Stored data -
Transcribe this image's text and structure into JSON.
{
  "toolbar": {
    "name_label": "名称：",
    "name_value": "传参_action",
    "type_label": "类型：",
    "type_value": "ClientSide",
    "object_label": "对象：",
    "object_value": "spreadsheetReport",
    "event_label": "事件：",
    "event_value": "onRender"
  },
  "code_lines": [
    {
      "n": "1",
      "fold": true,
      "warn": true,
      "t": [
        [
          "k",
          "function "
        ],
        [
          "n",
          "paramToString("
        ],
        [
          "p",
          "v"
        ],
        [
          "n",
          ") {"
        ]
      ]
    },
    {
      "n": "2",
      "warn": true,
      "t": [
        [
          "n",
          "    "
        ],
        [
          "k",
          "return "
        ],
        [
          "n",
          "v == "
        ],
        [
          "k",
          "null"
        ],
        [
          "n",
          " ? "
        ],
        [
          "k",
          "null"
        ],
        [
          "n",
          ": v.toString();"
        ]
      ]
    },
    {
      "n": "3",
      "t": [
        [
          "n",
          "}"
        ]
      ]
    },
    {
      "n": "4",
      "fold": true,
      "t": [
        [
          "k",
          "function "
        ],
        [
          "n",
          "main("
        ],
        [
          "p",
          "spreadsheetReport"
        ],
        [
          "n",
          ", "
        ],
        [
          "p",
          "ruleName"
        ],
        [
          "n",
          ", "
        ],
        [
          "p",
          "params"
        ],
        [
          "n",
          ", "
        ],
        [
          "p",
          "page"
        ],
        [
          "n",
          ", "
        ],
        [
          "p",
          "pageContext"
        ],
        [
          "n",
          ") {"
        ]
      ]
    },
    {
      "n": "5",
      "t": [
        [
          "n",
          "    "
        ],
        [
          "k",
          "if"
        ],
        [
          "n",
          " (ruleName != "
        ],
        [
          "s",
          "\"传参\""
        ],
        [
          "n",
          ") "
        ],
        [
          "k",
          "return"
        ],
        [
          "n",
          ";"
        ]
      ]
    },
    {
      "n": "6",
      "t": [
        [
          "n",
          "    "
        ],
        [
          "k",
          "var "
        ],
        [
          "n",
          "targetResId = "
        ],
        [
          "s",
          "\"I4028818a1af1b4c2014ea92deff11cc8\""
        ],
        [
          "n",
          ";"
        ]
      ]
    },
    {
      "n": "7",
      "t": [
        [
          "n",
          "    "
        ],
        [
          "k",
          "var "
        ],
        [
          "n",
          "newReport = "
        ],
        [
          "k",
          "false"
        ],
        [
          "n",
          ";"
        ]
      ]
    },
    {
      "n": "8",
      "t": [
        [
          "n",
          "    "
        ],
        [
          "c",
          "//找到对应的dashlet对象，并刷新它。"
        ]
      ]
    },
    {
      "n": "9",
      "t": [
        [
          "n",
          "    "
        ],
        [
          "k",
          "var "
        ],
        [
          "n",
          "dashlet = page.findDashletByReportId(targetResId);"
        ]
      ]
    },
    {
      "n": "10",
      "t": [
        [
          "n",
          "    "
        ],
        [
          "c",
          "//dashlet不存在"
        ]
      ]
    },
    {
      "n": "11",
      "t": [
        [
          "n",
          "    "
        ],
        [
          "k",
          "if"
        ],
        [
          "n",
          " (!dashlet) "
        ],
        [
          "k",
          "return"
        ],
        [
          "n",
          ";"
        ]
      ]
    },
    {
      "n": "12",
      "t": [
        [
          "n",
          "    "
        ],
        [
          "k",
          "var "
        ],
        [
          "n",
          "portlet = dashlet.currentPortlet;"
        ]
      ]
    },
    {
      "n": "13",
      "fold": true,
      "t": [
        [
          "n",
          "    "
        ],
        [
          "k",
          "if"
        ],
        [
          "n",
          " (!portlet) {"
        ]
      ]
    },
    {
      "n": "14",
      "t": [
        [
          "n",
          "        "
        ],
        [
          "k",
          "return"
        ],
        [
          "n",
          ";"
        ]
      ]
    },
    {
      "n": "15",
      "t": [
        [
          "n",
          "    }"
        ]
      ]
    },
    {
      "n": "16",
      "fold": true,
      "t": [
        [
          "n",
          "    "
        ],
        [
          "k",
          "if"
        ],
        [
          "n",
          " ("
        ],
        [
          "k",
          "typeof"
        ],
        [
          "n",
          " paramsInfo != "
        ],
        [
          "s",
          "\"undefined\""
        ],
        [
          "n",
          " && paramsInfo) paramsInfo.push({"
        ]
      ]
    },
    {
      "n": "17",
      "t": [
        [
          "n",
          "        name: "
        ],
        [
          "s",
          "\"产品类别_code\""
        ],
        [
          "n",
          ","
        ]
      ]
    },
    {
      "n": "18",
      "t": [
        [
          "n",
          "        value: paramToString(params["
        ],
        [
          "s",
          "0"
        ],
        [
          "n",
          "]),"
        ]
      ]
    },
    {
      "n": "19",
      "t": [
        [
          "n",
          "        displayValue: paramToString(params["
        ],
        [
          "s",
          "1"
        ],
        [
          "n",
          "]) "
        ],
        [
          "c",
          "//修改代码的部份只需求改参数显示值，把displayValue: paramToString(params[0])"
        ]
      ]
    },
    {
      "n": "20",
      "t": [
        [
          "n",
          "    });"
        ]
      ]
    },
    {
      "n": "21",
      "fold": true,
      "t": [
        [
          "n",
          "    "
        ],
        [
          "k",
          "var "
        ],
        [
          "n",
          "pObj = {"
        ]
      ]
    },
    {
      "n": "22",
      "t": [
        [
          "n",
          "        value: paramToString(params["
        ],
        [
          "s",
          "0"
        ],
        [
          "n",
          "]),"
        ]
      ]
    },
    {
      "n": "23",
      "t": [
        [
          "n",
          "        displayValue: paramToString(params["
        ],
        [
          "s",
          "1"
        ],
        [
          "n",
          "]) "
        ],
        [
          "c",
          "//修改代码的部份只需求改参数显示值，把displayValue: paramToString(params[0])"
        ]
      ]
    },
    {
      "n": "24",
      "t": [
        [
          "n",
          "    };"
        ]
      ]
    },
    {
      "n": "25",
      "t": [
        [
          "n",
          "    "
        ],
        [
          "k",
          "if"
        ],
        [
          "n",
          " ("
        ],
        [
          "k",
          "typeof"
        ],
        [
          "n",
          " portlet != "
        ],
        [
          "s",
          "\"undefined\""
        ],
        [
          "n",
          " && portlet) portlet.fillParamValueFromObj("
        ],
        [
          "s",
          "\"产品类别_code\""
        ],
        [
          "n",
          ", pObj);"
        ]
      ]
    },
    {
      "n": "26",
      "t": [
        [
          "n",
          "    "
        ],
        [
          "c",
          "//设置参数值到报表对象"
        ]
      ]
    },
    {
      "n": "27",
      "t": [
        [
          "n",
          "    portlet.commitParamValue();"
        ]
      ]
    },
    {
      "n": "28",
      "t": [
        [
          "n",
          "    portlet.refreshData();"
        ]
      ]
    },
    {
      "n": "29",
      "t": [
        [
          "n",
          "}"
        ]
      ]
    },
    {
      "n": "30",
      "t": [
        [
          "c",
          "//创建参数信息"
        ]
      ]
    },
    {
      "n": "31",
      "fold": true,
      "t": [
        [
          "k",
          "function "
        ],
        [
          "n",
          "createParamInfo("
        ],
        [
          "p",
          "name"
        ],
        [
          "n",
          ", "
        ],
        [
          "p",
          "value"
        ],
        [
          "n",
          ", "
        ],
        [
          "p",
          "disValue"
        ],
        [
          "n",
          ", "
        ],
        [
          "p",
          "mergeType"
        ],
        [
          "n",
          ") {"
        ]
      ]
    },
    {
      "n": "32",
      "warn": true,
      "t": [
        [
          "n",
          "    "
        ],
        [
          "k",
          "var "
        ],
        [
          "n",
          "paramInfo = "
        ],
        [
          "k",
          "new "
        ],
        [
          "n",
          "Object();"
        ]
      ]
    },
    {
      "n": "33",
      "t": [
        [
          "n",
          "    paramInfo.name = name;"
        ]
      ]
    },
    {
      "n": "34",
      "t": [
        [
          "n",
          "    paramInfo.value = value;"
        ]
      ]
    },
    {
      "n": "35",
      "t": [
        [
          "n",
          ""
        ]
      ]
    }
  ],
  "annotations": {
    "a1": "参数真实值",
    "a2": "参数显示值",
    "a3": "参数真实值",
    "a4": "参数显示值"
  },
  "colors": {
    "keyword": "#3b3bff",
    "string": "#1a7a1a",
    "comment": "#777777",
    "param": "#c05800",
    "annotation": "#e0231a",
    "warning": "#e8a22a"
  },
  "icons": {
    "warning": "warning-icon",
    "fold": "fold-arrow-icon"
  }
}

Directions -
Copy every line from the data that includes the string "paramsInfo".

Response -
          " paramsInfo != "
          " && paramsInfo) paramsInfo.push({"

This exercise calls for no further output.